The latest assault on the right of farmers to save seed is a technology developed by USDA and the seed industry. In March of this year the USDA and Delta & Pine Land Co., a Monsanto subsidiary, proudly announced that they received a patent on a technique that genetically alters seed so that it will not germinate if re-planted the following season. In other words, scientists have developed plants that are genetically engineered to kill their own seeds. The technology is designed to prevent farmers from saving seed from their harvest, thus forcing them to return to the commercial seed market every year. This technology is still in the early stages of development. But, if it works as advertised, it's a dream-come-true for the multinational seed industry. Because we view it as a potentially "lethal" technology, RAFI calls it the "Terminator Technology."
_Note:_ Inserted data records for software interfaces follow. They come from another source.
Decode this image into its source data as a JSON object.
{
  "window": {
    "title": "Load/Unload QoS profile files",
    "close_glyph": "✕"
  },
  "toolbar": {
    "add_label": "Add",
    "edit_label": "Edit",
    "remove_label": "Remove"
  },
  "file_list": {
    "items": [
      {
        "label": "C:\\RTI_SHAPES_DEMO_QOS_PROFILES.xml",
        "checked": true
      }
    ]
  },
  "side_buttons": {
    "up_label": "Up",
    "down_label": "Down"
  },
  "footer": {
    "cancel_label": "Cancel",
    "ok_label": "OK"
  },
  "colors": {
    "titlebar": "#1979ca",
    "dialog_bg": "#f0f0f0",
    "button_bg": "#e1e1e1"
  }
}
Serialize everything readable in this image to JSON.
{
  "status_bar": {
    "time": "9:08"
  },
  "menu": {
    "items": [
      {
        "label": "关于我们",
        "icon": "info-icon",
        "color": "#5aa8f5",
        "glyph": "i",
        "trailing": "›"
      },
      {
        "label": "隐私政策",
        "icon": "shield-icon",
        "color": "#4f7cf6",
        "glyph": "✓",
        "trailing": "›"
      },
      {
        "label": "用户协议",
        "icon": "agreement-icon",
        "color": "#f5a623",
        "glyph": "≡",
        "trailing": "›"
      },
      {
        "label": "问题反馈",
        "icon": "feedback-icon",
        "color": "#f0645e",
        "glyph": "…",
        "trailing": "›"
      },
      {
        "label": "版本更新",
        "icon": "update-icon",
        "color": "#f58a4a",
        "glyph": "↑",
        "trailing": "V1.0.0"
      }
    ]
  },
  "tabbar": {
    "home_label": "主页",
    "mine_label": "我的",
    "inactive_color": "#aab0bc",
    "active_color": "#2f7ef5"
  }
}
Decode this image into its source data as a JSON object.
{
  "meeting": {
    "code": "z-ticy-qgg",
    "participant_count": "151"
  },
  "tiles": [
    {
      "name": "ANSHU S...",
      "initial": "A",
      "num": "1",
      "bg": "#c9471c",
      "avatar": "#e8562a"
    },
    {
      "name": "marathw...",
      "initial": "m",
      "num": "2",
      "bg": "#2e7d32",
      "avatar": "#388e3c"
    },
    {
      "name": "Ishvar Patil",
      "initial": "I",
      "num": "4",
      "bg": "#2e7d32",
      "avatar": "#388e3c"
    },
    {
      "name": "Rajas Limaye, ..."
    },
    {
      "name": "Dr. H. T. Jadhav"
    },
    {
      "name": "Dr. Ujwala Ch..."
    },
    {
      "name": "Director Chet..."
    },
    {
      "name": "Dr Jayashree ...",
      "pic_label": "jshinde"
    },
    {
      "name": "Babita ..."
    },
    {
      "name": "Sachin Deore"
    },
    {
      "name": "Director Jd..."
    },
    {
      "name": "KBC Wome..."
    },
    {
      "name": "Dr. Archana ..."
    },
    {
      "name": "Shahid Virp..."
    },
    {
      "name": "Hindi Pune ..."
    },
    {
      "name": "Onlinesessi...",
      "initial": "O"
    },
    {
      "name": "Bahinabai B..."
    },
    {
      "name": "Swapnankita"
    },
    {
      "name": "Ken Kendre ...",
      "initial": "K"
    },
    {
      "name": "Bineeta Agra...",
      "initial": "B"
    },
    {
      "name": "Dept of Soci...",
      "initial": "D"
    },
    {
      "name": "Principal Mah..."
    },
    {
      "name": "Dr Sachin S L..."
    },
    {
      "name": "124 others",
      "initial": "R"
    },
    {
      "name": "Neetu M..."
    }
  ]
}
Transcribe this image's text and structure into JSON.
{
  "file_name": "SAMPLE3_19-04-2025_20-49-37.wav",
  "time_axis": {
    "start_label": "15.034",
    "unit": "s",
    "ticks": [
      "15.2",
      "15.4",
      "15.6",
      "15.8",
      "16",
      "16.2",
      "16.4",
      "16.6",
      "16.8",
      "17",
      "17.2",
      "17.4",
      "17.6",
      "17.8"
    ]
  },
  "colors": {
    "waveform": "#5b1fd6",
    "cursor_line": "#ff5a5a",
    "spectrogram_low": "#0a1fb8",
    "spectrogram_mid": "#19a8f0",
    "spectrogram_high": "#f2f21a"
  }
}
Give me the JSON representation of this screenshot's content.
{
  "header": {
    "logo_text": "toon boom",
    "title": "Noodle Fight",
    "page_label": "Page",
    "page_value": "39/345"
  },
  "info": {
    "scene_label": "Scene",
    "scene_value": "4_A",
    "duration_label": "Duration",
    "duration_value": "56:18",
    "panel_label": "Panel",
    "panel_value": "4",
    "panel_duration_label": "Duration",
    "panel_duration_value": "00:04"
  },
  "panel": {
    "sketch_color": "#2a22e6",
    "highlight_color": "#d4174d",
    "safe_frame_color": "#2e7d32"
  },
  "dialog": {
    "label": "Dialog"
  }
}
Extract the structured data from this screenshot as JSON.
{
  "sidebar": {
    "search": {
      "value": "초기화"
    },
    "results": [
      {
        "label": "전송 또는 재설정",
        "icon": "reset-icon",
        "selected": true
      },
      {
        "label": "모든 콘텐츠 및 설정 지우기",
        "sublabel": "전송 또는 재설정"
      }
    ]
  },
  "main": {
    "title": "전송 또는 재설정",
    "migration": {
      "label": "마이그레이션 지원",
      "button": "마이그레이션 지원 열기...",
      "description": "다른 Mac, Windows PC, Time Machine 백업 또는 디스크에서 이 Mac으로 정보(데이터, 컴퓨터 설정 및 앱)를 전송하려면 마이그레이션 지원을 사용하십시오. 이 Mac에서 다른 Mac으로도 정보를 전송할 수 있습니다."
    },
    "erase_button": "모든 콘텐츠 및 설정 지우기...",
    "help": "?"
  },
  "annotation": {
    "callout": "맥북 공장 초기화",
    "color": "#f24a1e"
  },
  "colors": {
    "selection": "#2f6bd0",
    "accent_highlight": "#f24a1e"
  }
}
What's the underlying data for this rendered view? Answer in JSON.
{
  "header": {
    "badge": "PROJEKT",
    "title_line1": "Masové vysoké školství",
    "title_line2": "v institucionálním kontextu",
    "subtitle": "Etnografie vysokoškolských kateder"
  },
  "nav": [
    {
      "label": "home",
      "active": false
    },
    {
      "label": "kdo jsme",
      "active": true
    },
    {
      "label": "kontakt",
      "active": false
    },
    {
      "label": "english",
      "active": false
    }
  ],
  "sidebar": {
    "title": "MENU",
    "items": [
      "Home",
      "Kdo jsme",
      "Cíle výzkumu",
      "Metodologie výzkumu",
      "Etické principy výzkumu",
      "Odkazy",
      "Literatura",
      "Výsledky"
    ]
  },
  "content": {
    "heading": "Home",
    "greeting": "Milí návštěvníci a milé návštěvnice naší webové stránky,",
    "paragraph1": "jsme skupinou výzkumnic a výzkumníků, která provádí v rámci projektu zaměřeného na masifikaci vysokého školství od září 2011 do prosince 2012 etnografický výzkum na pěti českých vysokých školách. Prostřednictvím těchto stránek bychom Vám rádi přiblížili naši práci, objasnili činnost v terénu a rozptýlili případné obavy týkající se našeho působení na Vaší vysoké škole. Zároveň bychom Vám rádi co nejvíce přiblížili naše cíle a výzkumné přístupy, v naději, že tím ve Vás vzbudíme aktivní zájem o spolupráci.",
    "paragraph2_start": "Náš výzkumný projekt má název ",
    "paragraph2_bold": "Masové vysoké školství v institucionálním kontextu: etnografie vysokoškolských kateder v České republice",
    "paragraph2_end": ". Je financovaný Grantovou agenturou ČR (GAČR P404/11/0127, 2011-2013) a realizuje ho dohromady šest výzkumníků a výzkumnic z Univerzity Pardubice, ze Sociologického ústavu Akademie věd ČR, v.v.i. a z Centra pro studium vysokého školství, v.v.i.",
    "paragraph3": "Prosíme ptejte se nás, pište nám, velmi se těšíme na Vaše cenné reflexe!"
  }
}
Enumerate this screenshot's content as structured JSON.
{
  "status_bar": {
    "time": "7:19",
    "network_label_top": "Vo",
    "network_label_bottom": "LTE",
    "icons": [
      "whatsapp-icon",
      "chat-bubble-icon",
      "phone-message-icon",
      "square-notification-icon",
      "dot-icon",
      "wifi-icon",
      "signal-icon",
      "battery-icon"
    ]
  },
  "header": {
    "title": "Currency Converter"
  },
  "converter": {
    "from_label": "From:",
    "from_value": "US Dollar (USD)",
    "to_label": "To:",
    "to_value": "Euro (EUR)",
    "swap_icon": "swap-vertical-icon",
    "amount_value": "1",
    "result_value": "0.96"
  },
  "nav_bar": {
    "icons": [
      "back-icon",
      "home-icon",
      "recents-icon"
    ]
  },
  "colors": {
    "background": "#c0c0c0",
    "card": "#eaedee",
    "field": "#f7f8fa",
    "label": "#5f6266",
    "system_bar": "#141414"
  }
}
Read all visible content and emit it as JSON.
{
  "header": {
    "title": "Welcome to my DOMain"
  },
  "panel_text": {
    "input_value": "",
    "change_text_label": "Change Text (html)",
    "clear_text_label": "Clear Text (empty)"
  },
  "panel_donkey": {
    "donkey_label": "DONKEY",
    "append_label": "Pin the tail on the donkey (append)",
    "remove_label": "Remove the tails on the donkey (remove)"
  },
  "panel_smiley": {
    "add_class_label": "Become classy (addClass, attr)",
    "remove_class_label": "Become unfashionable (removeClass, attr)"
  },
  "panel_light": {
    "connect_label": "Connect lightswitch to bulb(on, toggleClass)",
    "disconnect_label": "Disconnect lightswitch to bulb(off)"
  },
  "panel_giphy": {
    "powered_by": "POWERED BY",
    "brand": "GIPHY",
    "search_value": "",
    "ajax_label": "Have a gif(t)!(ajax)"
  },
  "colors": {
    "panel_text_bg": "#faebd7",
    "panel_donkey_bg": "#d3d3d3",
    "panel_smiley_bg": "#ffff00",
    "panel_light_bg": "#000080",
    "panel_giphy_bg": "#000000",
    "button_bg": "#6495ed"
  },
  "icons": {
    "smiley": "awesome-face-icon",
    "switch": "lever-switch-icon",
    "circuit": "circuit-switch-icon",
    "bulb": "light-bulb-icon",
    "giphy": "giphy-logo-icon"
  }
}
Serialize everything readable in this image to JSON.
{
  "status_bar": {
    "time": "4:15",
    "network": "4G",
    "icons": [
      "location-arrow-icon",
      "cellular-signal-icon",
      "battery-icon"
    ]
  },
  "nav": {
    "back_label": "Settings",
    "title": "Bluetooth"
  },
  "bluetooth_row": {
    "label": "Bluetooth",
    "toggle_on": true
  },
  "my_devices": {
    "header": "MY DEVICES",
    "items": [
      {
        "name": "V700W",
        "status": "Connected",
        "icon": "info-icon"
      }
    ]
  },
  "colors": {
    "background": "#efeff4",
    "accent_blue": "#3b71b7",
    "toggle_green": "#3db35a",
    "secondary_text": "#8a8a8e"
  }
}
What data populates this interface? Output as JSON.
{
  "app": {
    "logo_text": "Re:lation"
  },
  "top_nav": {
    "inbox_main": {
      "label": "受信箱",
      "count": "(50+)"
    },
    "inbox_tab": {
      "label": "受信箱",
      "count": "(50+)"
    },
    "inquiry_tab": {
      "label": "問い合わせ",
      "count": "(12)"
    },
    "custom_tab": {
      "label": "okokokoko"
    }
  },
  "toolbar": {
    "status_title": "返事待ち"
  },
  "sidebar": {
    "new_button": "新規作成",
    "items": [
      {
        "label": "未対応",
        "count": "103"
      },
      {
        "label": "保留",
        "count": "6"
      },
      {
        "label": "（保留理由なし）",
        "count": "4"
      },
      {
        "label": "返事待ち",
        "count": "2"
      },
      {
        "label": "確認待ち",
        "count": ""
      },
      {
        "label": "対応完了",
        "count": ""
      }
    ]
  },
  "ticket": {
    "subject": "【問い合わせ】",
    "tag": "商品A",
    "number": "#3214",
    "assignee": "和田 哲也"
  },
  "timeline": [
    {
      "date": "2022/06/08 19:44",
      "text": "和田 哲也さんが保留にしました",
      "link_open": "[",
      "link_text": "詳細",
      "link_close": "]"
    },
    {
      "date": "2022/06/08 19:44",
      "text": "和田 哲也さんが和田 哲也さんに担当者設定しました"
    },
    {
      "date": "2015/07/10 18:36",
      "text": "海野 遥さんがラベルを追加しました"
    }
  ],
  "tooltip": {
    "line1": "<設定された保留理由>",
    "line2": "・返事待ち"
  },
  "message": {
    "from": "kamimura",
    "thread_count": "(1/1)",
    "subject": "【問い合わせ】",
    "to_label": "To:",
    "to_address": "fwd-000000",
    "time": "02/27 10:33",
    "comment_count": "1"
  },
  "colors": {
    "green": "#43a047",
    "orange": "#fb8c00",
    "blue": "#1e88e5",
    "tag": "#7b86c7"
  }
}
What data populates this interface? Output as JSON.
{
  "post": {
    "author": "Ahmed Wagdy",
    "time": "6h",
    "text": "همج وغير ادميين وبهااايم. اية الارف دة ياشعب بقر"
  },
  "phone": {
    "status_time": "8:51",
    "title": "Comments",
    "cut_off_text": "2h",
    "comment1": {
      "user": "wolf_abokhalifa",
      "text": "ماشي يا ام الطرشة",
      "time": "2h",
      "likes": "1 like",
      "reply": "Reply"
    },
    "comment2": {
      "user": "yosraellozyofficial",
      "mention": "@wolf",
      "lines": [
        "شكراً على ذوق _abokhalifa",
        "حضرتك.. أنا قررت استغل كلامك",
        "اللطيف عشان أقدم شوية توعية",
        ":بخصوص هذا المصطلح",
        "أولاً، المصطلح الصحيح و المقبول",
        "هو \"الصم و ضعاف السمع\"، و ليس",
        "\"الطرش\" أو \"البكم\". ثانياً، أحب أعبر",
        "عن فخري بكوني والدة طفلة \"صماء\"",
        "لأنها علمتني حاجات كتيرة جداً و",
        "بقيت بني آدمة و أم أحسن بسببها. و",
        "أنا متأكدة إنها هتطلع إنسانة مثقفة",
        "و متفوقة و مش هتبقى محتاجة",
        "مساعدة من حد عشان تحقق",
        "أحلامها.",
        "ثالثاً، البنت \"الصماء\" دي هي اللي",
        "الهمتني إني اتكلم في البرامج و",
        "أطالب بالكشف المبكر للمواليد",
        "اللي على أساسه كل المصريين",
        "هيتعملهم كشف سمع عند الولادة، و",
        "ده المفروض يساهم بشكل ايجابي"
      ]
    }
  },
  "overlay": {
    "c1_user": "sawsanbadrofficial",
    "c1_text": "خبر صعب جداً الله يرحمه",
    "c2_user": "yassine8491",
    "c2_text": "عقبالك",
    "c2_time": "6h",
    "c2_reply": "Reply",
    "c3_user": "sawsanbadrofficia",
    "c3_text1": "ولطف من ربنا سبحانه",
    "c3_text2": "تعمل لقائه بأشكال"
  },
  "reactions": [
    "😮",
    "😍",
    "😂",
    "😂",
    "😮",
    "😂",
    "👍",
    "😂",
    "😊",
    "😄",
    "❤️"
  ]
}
Probably some of you know that RAFI and many other NGOs have adopted a campaign to ban the Terminator. In RAFI's opinion, the Terminator technology is the neutron bomb of agriculture. It's a dead-end for farmers, and for biological diversity. This is a product that will bring no agronomic benefit to farmers or consumers—it's designed simply to increase seed industry profits. The technology is aimed primarily at seed markets in Africa, Asia, and Latin America, where over 1.4 billion people depend on farm-saved seed and on-farm plant breeding. Patents on the Terminator technology are pending in 87 foreign countries. The president of Delta & Pine Land, Murray Robinson, says that his company's seed sterilizing technology could be used on up to 1 billion acres (400 million ha) worldwide (an area the size of South Asia), and that it could generate revenues for his company in excess of $1 billion per annum.

If farmers lose the right to save seed—they lose the ability to select seed and adapt crops to their unique farming conditions. If farmers eat or abandon their traditional seeds in the process of adopting this new technology, centuries of crop genetic diversity will be lost forever.

But that's not all. Scientists warn that, under certain conditions, the trait for seed sterility will flow, via pollen, from Terminator crops to surrounding plants, making the seeds of neighboring plants sterile. Simply put, the Terminator technology will restrict the food-producing capacity of farmers and it will destroy diversity.

The good news is that the highly unpopular Terminator technology has catalyzed international debate on these issues and there's an avalanche of public opposition. Over 2,500 people have written to US Secretary of Agriculture Glickman (from RAFI's web site alone) urging him to cease negotiations with Monsanto on the licensing of the technology, and to abandon development of the technology. Two weeks ago, the world's largest international agricultural research network—the Consultative Group on International Agricultural Research—adopted a policy banning the use of Terminator technology (and other genetic seed sterilization technologies) in its plant breeding programs.

I realize that we're not here to debate the Terminator technology—but I believe the subject is entirely relevant to our discussion tonight. I also know that there are many dedicated and well-meaning scientists at USDA who are doing very important work to support conservation and sustainable use of biodiversity. If the US government is serious about supporting the conservation and sustainable use of biodiversity, then it's sending precisely the wrong message by developing a technology that aims to restrict the right of farmers to save seed and select crops. The right to save seed is fundamental to agriculture and global food security. That's the bottom line. If farmers lose the right to save seed, we all lose.